The dispute resolution process is not going to be policed by HMRC and is going to be client-led. While the end-client will take on liability for PAYE and NICs if it does not respond to within 45 days of the challenge to the status determination being made, there is no obligation on the end-client to change the status determination.
Therefore, it is very important that agencies work with contractors and end-clients in order to ensure the dispute resolution process is as smooth as possible in order to avoid any disputes and to maintain business relationships. This would be best done by liaising with end-clients and contractors in the status determination being made so all parties understand and agree with it, and by working with the end-client in creating a dispute resolution process which is fair to the contractor.
Practical Steps Recruiters Should Follow
The new rules require a lot of cooperation and work between all parties in the contractual chain. Below we set out a non-exhaustive list of some practical steps that recruitment agencies may wish to consider in order to prepare for the changes to the off payroll working rules. This list should be considered against factors like your agency's size, the number of contractors you have, what steps your end-clients are taking, and your commercial priorities and budgets.
- Make sure your standard terms of business have been updated to incorporate the changes and set out appropriate obligations on the end-client.
- If you are going to contract with other agencies and not directly with end-clients, then ensure that the contract contains clauses that place stricter obligations on the agency you are contracting with in relation to passing information, establishing a dispute resolution process, and so on, or that the contract contains clauses that are required to be mirrored in the other agency's contract with the end-client.

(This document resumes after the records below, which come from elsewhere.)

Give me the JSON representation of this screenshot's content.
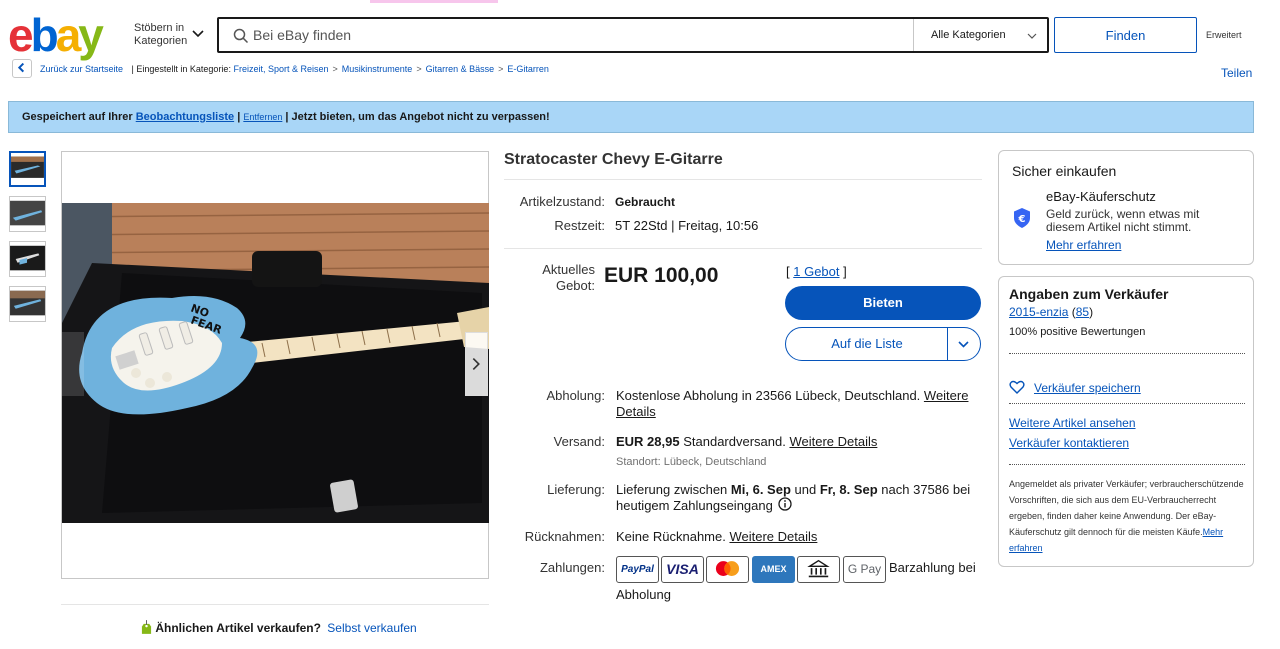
{
  "header": {
    "logo_letters": [
      "e",
      "b",
      "a",
      "y"
    ],
    "browse_line1": "Stöbern in",
    "browse_line2": "Kategorien",
    "search_placeholder": "Bei eBay finden",
    "category_select": "Alle Kategorien",
    "find_label": "Finden",
    "advanced_label": "Erweitert"
  },
  "breadcrumb": {
    "back_label": "Zurück zur Startseite",
    "listed_in": "| Eingestellt in Kategorie:",
    "items": [
      "Freizeit, Sport & Reisen",
      "Musikinstrumente",
      "Gitarren & Bässe",
      "E-Gitarren"
    ],
    "separator": ">",
    "share_label": "Teilen"
  },
  "banner": {
    "saved_text": "Gespeichert auf Ihrer",
    "watchlist_link": "Beobachtungsliste",
    "remove_link": "Entfernen",
    "sep": "|",
    "cta_text": "| Jetzt bieten, um das Angebot nicht zu verpassen!"
  },
  "listing": {
    "title": "Stratocaster Chevy E-Gitarre",
    "condition_label": "Artikelzustand:",
    "condition_value": "Gebraucht",
    "time_label": "Restzeit:",
    "time_value": "5T 22Std | Freitag, 10:56",
    "bid_label_1": "Aktuelles",
    "bid_label_2": "Gebot:",
    "price": "EUR 100,00",
    "bids_open": "[",
    "bids_link": "1 Gebot",
    "bids_close": "]",
    "bid_button": "Bieten",
    "watch_button": "Auf die Liste",
    "pickup_label": "Abholung:",
    "pickup_text": "Kostenlose Abholung in 23566 Lübeck, Deutschland.",
    "pickup_link_1": "Weitere",
    "pickup_link_2": "Details",
    "shipping_label": "Versand:",
    "shipping_price": "EUR 28,95",
    "shipping_text": "Standardversand.",
    "shipping_link": "Weitere Details",
    "shipping_location": "Standort: Lübeck, Deutschland",
    "delivery_label": "Lieferung:",
    "delivery_pre": "Lieferung zwischen",
    "delivery_from": "Mi, 6. Sep",
    "delivery_and": "und",
    "delivery_to": "Fr, 8. Sep",
    "delivery_post": "nach 37586 bei",
    "delivery_line2": "heutigem Zahlungseingang",
    "returns_label": "Rücknahmen:",
    "returns_text": "Keine Rücknahme.",
    "returns_link": "Weitere Details",
    "payments_label": "Zahlungen:",
    "payment_methods": [
      "PayPal",
      "VISA",
      "Mastercard",
      "AMEX",
      "Bank",
      "G Pay"
    ],
    "payment_extra_1": "Barzahlung bei",
    "payment_extra_2": "Abholung"
  },
  "sell_similar": {
    "question": "Ähnlichen Artikel verkaufen?",
    "link": "Selbst verkaufen"
  },
  "safe_buy": {
    "title": "Sicher einkaufen",
    "protection_title": "eBay-Käuferschutz",
    "protection_line1": "Geld zurück, wenn etwas mit",
    "protection_line2": "diesem Artikel nicht stimmt.",
    "more_link": "Mehr erfahren"
  },
  "seller": {
    "title": "Angaben zum Verkäufer",
    "name": "2015-enzia",
    "score_open": "(",
    "score": "85",
    "score_close": ")",
    "positive": "100% positive Bewertungen",
    "save_seller": "Verkäufer speichern",
    "more_items": "Weitere Artikel ansehen",
    "contact": "Verkäufer kontaktieren",
    "fine_print": "Angemeldet als privater Verkäufer; verbraucherschützende Vorschriften, die sich aus dem EU-Verbraucherrecht ergeben, finden daher keine Anwendung. Der eBay-Käuferschutz gilt dennoch für die meisten Käufe.",
    "fine_link": "Mehr erfahren"
  },
  "photo": {
    "sticker_line1": "NO",
    "sticker_line2": "FEAR"
  },
  "colors": {
    "link_blue": "#0654ba",
    "banner_blue": "#a9d6f7",
    "guitar_blue": "#6fb2dd"
  }
}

- Liaise with end-clients to see what processes they have established and work with them, for example, in setting up a dispute resolution process.
- Liaise with contractors who have contracts that will be ongoing after 6th April 2021 to establish working practices, as well as to check (and amend if necessary) contractual terms so that you can minimise the risk of an inside IR35 determination.
- Familiarise yourself with HMRC's guidance and ESM's and incorporate their suggestions into your agency's contract and working practices.
- Review current HR and other processes and procedures for onboarding contractors, in order to incorporate an assessment of IR35.
- Ensure that you have a process to feed back to contractors and inform them of their status and of their right to an appeal, as well as what the status determination will mean for their pay.
Agencies Must Act NOW
While many recruiters have been affected by the COVID-19 pandemic and will be focussed on recovering from its implications, it is important for agencies to start preparing now in order to avoid a cliff-edge situation similar to the one that took place when the public sector changes came in in 2017.
Agencies and end-clients should start to set aside time to familiarise themselves with the changes and start preparing contracts, as well as building relationships with clients and contractors. Ideally, there should be a process in place by September 2020 so that all parties in the chain are prepared to be compliant from the 6th April 2021.
All parties should consider whether they should take out insurance to protect themselves, especially given the wide transfer of liability provisions set out within the Bill, which allow HMRC to recover PAYE and NIC's from another party in the contractual chain where “there is no realistic prospect of recovering [the payment] … within a reasonable time”.
We will follow up on the insurance solutions shortly but in the meantime if you have any questions, please do not hesitate to contact us.